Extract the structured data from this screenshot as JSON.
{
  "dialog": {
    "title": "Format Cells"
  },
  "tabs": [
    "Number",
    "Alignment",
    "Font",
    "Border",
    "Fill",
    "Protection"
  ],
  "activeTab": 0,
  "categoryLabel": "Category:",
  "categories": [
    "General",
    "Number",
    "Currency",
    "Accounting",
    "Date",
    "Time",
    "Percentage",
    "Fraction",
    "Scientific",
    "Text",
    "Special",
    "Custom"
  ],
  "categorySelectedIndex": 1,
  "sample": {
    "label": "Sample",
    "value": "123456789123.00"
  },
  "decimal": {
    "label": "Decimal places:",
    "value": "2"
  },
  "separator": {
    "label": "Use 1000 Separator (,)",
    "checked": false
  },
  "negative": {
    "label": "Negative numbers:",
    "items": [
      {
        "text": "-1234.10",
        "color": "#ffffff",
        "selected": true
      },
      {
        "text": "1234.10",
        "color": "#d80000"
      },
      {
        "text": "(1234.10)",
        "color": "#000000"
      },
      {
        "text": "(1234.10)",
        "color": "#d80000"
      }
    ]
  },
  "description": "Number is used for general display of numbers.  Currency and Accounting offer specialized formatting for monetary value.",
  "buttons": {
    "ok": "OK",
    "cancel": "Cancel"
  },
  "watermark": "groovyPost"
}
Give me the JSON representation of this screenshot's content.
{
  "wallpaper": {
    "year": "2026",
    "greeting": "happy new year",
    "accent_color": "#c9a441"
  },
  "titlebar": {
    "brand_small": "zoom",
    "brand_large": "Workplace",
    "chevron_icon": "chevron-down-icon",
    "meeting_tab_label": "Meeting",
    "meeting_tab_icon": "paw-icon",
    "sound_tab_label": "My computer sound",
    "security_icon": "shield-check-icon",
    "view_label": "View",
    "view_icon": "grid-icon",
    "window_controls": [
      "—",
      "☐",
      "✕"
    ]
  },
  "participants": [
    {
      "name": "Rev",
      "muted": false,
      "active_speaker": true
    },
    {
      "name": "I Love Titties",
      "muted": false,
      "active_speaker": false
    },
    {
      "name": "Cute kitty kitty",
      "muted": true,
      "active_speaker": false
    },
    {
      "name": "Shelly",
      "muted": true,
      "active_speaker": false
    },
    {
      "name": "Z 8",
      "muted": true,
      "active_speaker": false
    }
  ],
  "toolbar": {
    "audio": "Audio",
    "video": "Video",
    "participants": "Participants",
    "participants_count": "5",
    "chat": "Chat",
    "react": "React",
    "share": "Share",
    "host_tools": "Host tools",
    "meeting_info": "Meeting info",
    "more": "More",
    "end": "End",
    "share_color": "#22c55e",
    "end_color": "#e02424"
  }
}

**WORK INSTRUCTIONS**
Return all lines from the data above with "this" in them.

**RESPONSE AREA**
Extract the structured data from this screenshot as JSON.
Give me the JSON representation of this screenshot's content.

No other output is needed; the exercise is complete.